  19. Kelemen, D. (1999b). Function, goals and intention: children's teleological reasoning about objects. Trends in Cognitive Sciences, 3(12), 461-468. https://doi.org/10.1016/S1364-6613(99)01402-3
  20. Kelemen, D., Rottman, J., & Seston, R. (2013). Professional physical scientists display tenacious teleological tendencies: Purpose-based reasoning as a cognitive default. Journal of Experimental Psychology: General, 142(4), 1074. https://doi.org/10.1037/a0030399
  21. Lee, M. S., & Lee, K. J. (2006). Analysis of student conceptions in evolution based on science history. Journal of Korean Association for Research in Science Education, 26(1), 25-39.
  22. Nadelson, L. S., & Southerland, S. A. (2009). Development and preliminary evaluation of the measure of understanding of macroevolution: Introducing the MUM. The Journal of Experimental Education, 78(2), 151-190. https://doi.org/10.1080/00220970903292983
  23. Nehm, R. H., & Ha, M. (2011). Item feature effects in evolution assessment. Journal of Research in Science Teaching, 48(3), 237-256. https://doi.org/10.1002/tea.20400
  24. Nersessian, N. (1989). Conceptual change in science and in science education. Synthese, 80, 163-183. https://doi.org/10.1007/BF00869953
  25. Neumann, I., Neumann, K., & Nehm, R. (2011). Evaluating instrument quality in science education: Rasch-based analyses of a nature of science test. International Journal of Science Education, 33(10), 1373-1405. https://doi.org/10.1080/09500693.2010.511297
  26. Opfer, J. E., Nehm, R. H., & Ha, M. (2012).Cognitive foundations for science assessment design: Knowing what students know about evolution. Journal of Research in Science Teaching, 49(6), 744-777. https://doi.org/10.1002/tea.21028

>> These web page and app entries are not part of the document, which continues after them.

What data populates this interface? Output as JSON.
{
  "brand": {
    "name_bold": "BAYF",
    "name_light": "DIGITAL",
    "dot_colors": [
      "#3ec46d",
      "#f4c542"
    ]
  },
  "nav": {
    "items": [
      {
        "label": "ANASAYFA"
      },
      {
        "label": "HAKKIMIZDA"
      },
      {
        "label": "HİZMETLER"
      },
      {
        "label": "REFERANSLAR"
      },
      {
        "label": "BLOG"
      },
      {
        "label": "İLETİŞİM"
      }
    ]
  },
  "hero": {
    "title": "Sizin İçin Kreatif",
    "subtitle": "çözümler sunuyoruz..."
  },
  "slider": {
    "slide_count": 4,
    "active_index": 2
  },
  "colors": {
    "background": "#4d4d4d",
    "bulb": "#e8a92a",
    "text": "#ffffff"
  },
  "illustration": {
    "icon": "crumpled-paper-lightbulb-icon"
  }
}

  27. Osler, M. J. (2001). Whose ends? Teleology in early modern natural philosophy. Osiris, 16, 151-168. https://doi.org/10.1086/649343
  28. Seoh, K. H. R., Subramaniam, R., & Hoh, Y. K. (2016). How humans evolved according to grade 12 students in Singapore. Journal of Research in Science Teaching, 53(2), 291-323. https://doi.org/10.1002/tea.21256
  29. Van Driel, J. H., De Vos, W., & Verloop, N. (1998). Relating students' reasoning to the history of science: The case of chemical equilibrium. Research in Science Education, 28(2), 187-198. https://doi.org/10.1007/BF02462904
  30. Vosniadou, S. & Brewer, W. F. (1987). Theories of knowledge restructuring in development. Review of Educational Research, 51, 51-67.
  31. Wandersee, J. H. (1985). Can the history of science help science educators anticipate student's misconceptions. Journal of Research in Science Teaching, 23, 581-597.
  32. Willard, A. K., & Norenzayan, A. (2013). Cognitive biases explain religious belief, paranormal belief, and belief in life's purpose. Cognition, 129(2), 379-391. https://doi.org/10.1016/j.cognition.2013.07.016
  33. Wiser, M. & Carey, S. (1983). When heat and temperature were one. In D. Gentner & A. L. Stevens (Eds.), Mental models (pp. 267-297). Hillsdale, NJ: Erlbaum.
  34. Wright, B.D. & Linacre, J.M. (1994). Reasonable mean-square-fit values. Rasch Measurement Transactions, 8(3), 370.